= Aim of the exercise =
Leaving out all images, write out the records that follow exactly.

════════════════

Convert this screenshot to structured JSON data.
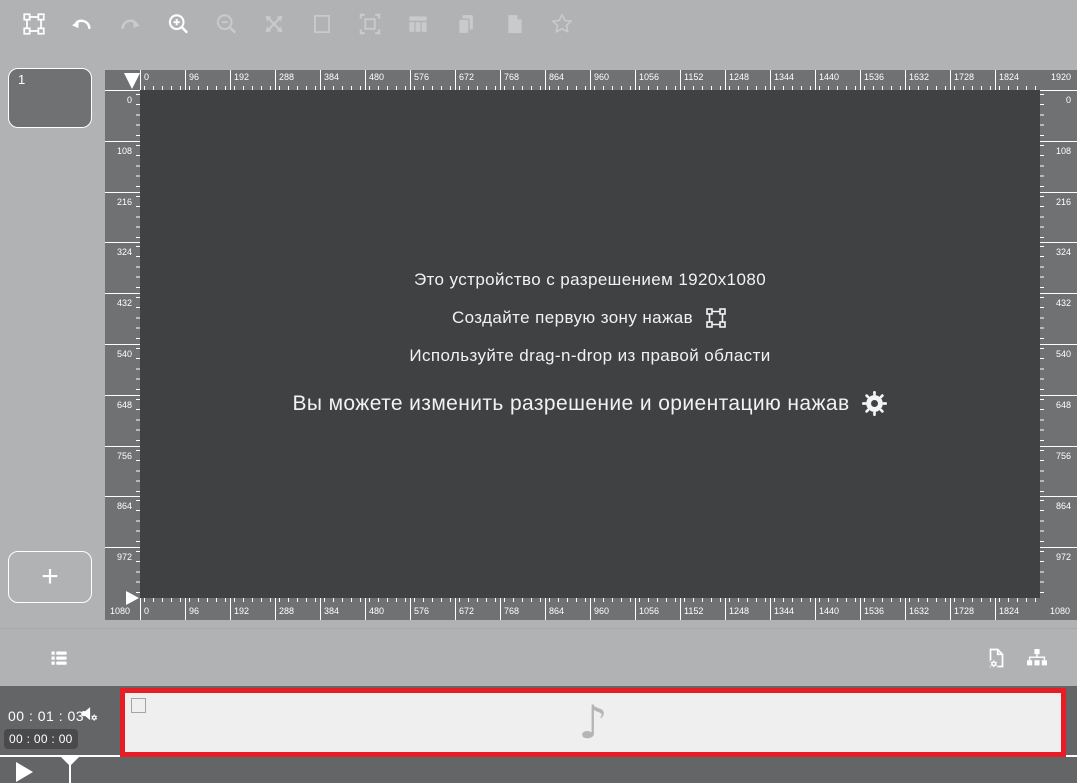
{
  "colors": {
    "background": "#b1b2b4",
    "canvas": "#3f4143",
    "ruler": "#6f7173",
    "timeline": "#636567",
    "accent_red": "#e81c25",
    "icon_enabled": "#ffffff",
    "icon_disabled": "#c9cacc"
  },
  "toolbar": {
    "items": [
      {
        "name": "zone-tool-icon",
        "icon": "zone",
        "enabled": true
      },
      {
        "name": "undo-icon",
        "icon": "undo",
        "enabled": true
      },
      {
        "name": "redo-icon",
        "icon": "redo",
        "enabled": false
      },
      {
        "name": "zoom-in-icon",
        "icon": "zoomin",
        "enabled": true
      },
      {
        "name": "zoom-out-icon",
        "icon": "zoomout",
        "enabled": false
      },
      {
        "name": "expand-arrows-icon",
        "icon": "expand",
        "enabled": false
      },
      {
        "name": "rectangle-zone-icon",
        "icon": "rect",
        "enabled": false
      },
      {
        "name": "fit-to-screen-icon",
        "icon": "fit",
        "enabled": false
      },
      {
        "name": "columns-layout-icon",
        "icon": "columns",
        "enabled": false
      },
      {
        "name": "copy-icon",
        "icon": "copy",
        "enabled": false
      },
      {
        "name": "paste-icon",
        "icon": "paste",
        "enabled": false
      },
      {
        "name": "favorite-star-icon",
        "icon": "star",
        "enabled": false
      }
    ]
  },
  "slides": {
    "items": [
      {
        "label": "1"
      }
    ],
    "add_label": "+"
  },
  "rulers": {
    "h_labels": [
      "0",
      "96",
      "192",
      "288",
      "384",
      "480",
      "576",
      "672",
      "768",
      "864",
      "960",
      "1056",
      "1152",
      "1248",
      "1344",
      "1440",
      "1536",
      "1632",
      "1728",
      "1824"
    ],
    "h_end": "1920",
    "v_labels": [
      "0",
      "108",
      "216",
      "324",
      "432",
      "540",
      "648",
      "756",
      "864",
      "972"
    ],
    "v_end": "1080"
  },
  "canvas": {
    "resolution": "1920x1080",
    "messages": [
      {
        "text": "Это устройство с разрешением 1920x1080"
      },
      {
        "text": "Создайте первую зону нажав",
        "icon": "zone",
        "icon_name": "zone-tool-icon"
      },
      {
        "text": "Используйте drag-n-drop из правой области"
      },
      {
        "text": "Вы можете изменить разрешение и ориентацию нажав",
        "icon": "gear",
        "icon_name": "gear-icon",
        "large": true
      }
    ]
  },
  "bottom_bar": {
    "left_icons": [
      {
        "name": "playlist-icon",
        "icon": "list"
      }
    ],
    "right_icons": [
      {
        "name": "file-settings-icon",
        "icon": "filegear"
      },
      {
        "name": "hierarchy-icon",
        "icon": "sitemap"
      }
    ]
  },
  "timeline": {
    "duration": "00 : 01 : 03",
    "current_time": "00 : 00 : 00",
    "note_glyph": "♪",
    "audio_icon": "speakergear"
  }
}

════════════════

= Exercise solution =
Convert this screenshot to structured JSON data.
{
  "colors": {
    "background": "#b1b2b4",
    "canvas": "#3f4143",
    "ruler": "#6f7173",
    "timeline": "#636567",
    "accent_red": "#e81c25",
    "icon_enabled": "#ffffff",
    "icon_disabled": "#c9cacc"
  },
  "toolbar": {
    "items": [
      {
        "name": "zone-tool-icon",
        "icon": "zone",
        "enabled": true
      },
      {
        "name": "undo-icon",
        "icon": "undo",
        "enabled": true
      },
      {
        "name": "redo-icon",
        "icon": "redo",
        "enabled": false
      },
      {
        "name": "zoom-in-icon",
        "icon": "zoomin",
        "enabled": true
      },
      {
        "name": "zoom-out-icon",
        "icon": "zoomout",
        "enabled": false
      },
      {
        "name": "expand-arrows-icon",
        "icon": "expand",
        "enabled": false
      },
      {
        "name": "rectangle-zone-icon",
        "icon": "rect",
        "enabled": false
      },
      {
        "name": "fit-to-screen-icon",
        "icon": "fit",
        "enabled": false
      },
      {
        "name": "columns-layout-icon",
        "icon": "columns",
        "enabled": false
      },
      {
        "name": "copy-icon",
        "icon": "copy",
        "enabled": false
      },
      {
        "name": "paste-icon",
        "icon": "paste",
        "enabled": false
      },
      {
        "name": "favorite-star-icon",
        "icon": "star",
        "enabled": false
      }
    ]
  },
  "slides": {
    "items": [
      {
        "label": "1"
      }
    ],
    "add_label": "+"
  },
  "rulers": {
    "h_labels": [
      "0",
      "96",
      "192",
      "288",
      "384",
      "480",
      "576",
      "672",
      "768",
      "864",
      "960",
      "1056",
      "1152",
      "1248",
      "1344",
      "1440",
      "1536",
      "1632",
      "1728",
      "1824"
    ],
    "h_end": "1920",
    "v_labels": [
      "0",
      "108",
      "216",
      "324",
      "432",
      "540",
      "648",
      "756",
      "864",
      "972"
    ],
    "v_end": "1080"
  },
  "canvas": {
    "resolution": "1920x1080",
    "messages": [
      {
        "text": "Это устройство с разрешением 1920x1080"
      },
      {
        "text": "Создайте первую зону нажав",
        "icon": "zone",
        "icon_name": "zone-tool-icon"
      },
      {
        "text": "Используйте drag-n-drop из правой области"
      },
      {
        "text": "Вы можете изменить разрешение и ориентацию нажав",
        "icon": "gear",
        "icon_name": "gear-icon",
        "large": true
      }
    ]
  },
  "bottom_bar": {
    "left_icons": [
      {
        "name": "playlist-icon",
        "icon": "list"
      }
    ],
    "right_icons": [
      {
        "name": "file-settings-icon",
        "icon": "filegear"
      },
      {
        "name": "hierarchy-icon",
        "icon": "sitemap"
      }
    ]
  },
  "timeline": {
    "duration": "00 : 01 : 03",
    "current_time": "00 : 00 : 00",
    "note_glyph": "♪",
    "audio_icon": "speakergear"
  }
}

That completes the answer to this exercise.